* PROVIDED RECORDS
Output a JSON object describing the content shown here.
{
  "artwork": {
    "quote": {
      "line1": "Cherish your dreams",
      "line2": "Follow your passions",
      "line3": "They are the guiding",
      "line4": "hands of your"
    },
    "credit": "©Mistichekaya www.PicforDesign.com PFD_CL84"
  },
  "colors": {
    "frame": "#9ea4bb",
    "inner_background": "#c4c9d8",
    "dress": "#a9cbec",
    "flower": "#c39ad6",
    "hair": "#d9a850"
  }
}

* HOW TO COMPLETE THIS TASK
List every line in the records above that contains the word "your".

* OUTPUT
      "line1": "Cherish your dreams",
      "line2": "Follow your passions",
      "line4": "hands of your"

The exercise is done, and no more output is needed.